In 1986, the government reportedly hired an assassin to bomb his house but the plan failed after the assassin was spotted and arrested.
In 1967, Mbeki started a job with Communist Party leader Yusuf Dadoo at the African National Congress offices in London. Two years later, he moved to Moscow to study at the Institute of Social Science.
In 1978, Mbeki became the political secretary in the office of Oliver Tambo. He became a close confidant of Tambo, advising him on all matters and writing many of his speeches.

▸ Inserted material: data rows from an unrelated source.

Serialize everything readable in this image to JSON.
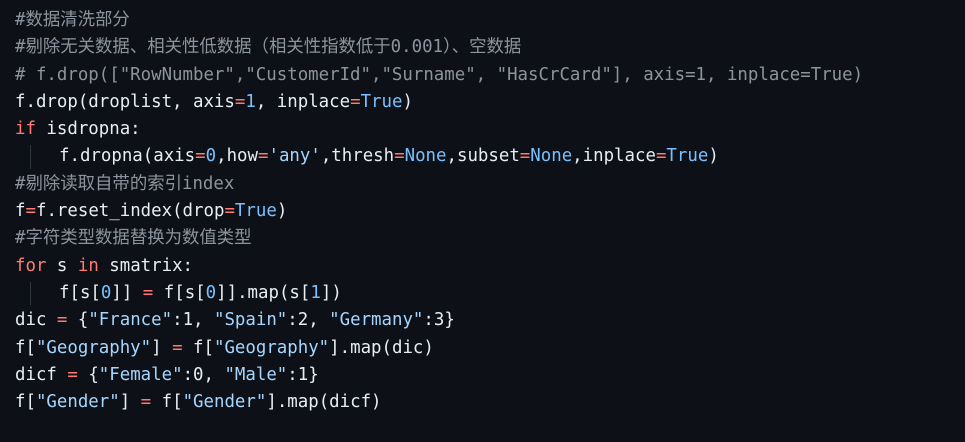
{
  "code": {
    "language": "python",
    "colors": {
      "background": "#0d1117",
      "text": "#e6edf3",
      "comment": "#8b949e",
      "keyword": "#ff7b72",
      "number": "#79c0ff",
      "string": "#a5d6ff"
    },
    "lines": [
      {
        "indent": false,
        "tokens": [
          {
            "t": "comment",
            "v": "#数据清洗部分"
          }
        ]
      },
      {
        "indent": false,
        "tokens": [
          {
            "t": "comment",
            "v": "#剔除无关数据、相关性低数据（相关性指数低于0.001）、空数据"
          }
        ]
      },
      {
        "indent": false,
        "tokens": [
          {
            "t": "comment",
            "v": "# f.drop([\"RowNumber\",\"CustomerId\",\"Surname\", \"HasCrCard\"], axis=1, inplace=True)"
          }
        ]
      },
      {
        "indent": false,
        "tokens": [
          {
            "t": "plain",
            "v": "f.drop(droplist, axis"
          },
          {
            "t": "op",
            "v": "="
          },
          {
            "t": "num",
            "v": "1"
          },
          {
            "t": "plain",
            "v": ", inplace"
          },
          {
            "t": "op",
            "v": "="
          },
          {
            "t": "const",
            "v": "True"
          },
          {
            "t": "plain",
            "v": ")"
          }
        ]
      },
      {
        "indent": false,
        "tokens": [
          {
            "t": "kw",
            "v": "if"
          },
          {
            "t": "plain",
            "v": " isdropna:"
          }
        ]
      },
      {
        "indent": true,
        "tokens": [
          {
            "t": "plain",
            "v": "f.dropna(axis"
          },
          {
            "t": "op",
            "v": "="
          },
          {
            "t": "num",
            "v": "0"
          },
          {
            "t": "plain",
            "v": ",how"
          },
          {
            "t": "op",
            "v": "="
          },
          {
            "t": "str",
            "v": "'any'"
          },
          {
            "t": "plain",
            "v": ",thresh"
          },
          {
            "t": "op",
            "v": "="
          },
          {
            "t": "const",
            "v": "None"
          },
          {
            "t": "plain",
            "v": ",subset"
          },
          {
            "t": "op",
            "v": "="
          },
          {
            "t": "const",
            "v": "None"
          },
          {
            "t": "plain",
            "v": ",inplace"
          },
          {
            "t": "op",
            "v": "="
          },
          {
            "t": "const",
            "v": "True"
          },
          {
            "t": "plain",
            "v": ")"
          }
        ]
      },
      {
        "indent": false,
        "tokens": [
          {
            "t": "comment",
            "v": "#剔除读取自带的索引index"
          }
        ]
      },
      {
        "indent": false,
        "tokens": [
          {
            "t": "plain",
            "v": "f"
          },
          {
            "t": "op",
            "v": "="
          },
          {
            "t": "plain",
            "v": "f.reset_index(drop"
          },
          {
            "t": "op",
            "v": "="
          },
          {
            "t": "const",
            "v": "True"
          },
          {
            "t": "plain",
            "v": ")"
          }
        ]
      },
      {
        "indent": false,
        "tokens": [
          {
            "t": "comment",
            "v": "#字符类型数据替换为数值类型"
          }
        ]
      },
      {
        "indent": false,
        "tokens": [
          {
            "t": "kw",
            "v": "for"
          },
          {
            "t": "plain",
            "v": " s "
          },
          {
            "t": "kw",
            "v": "in"
          },
          {
            "t": "plain",
            "v": " smatrix:"
          }
        ]
      },
      {
        "indent": true,
        "tokens": [
          {
            "t": "plain",
            "v": "f[s["
          },
          {
            "t": "num",
            "v": "0"
          },
          {
            "t": "plain",
            "v": "]] "
          },
          {
            "t": "op",
            "v": "="
          },
          {
            "t": "plain",
            "v": " f[s["
          },
          {
            "t": "num",
            "v": "0"
          },
          {
            "t": "plain",
            "v": "]].map(s["
          },
          {
            "t": "num",
            "v": "1"
          },
          {
            "t": "plain",
            "v": "])"
          }
        ]
      },
      {
        "indent": false,
        "tokens": [
          {
            "t": "plain",
            "v": "dic "
          },
          {
            "t": "op",
            "v": "="
          },
          {
            "t": "plain",
            "v": " {"
          },
          {
            "t": "str",
            "v": "\"France\""
          },
          {
            "t": "plain",
            "v": ":1, "
          },
          {
            "t": "str",
            "v": "\"Spain\""
          },
          {
            "t": "plain",
            "v": ":2, "
          },
          {
            "t": "str",
            "v": "\"Germany\""
          },
          {
            "t": "plain",
            "v": ":3}"
          }
        ]
      },
      {
        "indent": false,
        "tokens": [
          {
            "t": "plain",
            "v": "f["
          },
          {
            "t": "str",
            "v": "\"Geography\""
          },
          {
            "t": "plain",
            "v": "] "
          },
          {
            "t": "op",
            "v": "="
          },
          {
            "t": "plain",
            "v": " f["
          },
          {
            "t": "str",
            "v": "\"Geography\""
          },
          {
            "t": "plain",
            "v": "].map(dic)"
          }
        ]
      },
      {
        "indent": false,
        "tokens": [
          {
            "t": "plain",
            "v": "dicf "
          },
          {
            "t": "op",
            "v": "="
          },
          {
            "t": "plain",
            "v": " {"
          },
          {
            "t": "str",
            "v": "\"Female\""
          },
          {
            "t": "plain",
            "v": ":0, "
          },
          {
            "t": "str",
            "v": "\"Male\""
          },
          {
            "t": "plain",
            "v": ":1}"
          }
        ]
      },
      {
        "indent": false,
        "tokens": [
          {
            "t": "plain",
            "v": "f["
          },
          {
            "t": "str",
            "v": "\"Gender\""
          },
          {
            "t": "plain",
            "v": "] "
          },
          {
            "t": "op",
            "v": "="
          },
          {
            "t": "plain",
            "v": " f["
          },
          {
            "t": "str",
            "v": "\"Gender\""
          },
          {
            "t": "plain",
            "v": "].map(dicf)"
          }
        ]
      }
    ]
  }
}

In 1990, Mbeki officially returned to South Africa from exile. He rose within the ranks of the ANC in 1993, when he was elected chairman of the ANC.
In 1991, Mbeki was sworn in by Nelson Mandela as the deputy president of the Republic of South Africa. Later in the year, he became the deputy president of the African National Congress (ANC).
In 1997, the ANC crowned him the president of the revolutionary movement at the ANC’s 50th National Conference. He later became South Africa’s president in 1999, and then won a second term as president of the ANC in 2002.
The ANC’s express victory in the 2004 general elections availed Mbeki another opportunity to continue his leadership, as he was elected to a second term as president of the country. The same year, under his leadership, South Africa celebrated its 10th anniversary as a democratic entity.
In 2005 Mbeki removed Jacob Zuma from his post as Deputy President of South Africa after Zuma was implicated in a corruption scandal.
Mbeki’s bid to win a third term failed in 2007 when he lost the ANC presidential election to Jacob Zuma, though he retained his position as president of South Africa.
In 2008, Mbeki was pressed to step down as South Africa’s president, amid allegations of political interference, including the prosecution of Jacob Zuma for corruption. He reluctantly obliged, paving way for Jacob Zuma.
President Mbeki also played a major role in the hosting of the 2010 World Cup in Johannesburg, South Africa. He personally asked favors to some world leaders to support his world cup bid. The Spain national team emerged the champion while the best player was Diego Forlan.
Mbeki received worldwide criticism for his stance on AIDS. He questions the link between HIV and AIDS. His ban of antiretroviral drugs in public hospitals is estimated to be responsible for the premature deaths of between 330,000 and 365,000 people.
At the age of 16, Thabo Mbeki fathered a child with Olive Mpahlwa. The child named Monwabise Kwanda disappeared without a trace along with Thabo’s youngest brother Jama in 1981.
Mbeki married his wife Zanele (née Dlamini) on November 23, 1974, at Farnham Castle in the United Kingdom. He is a native Xhosa speaker.
Watch: Mbeki’s inauguration as UNISA’s VC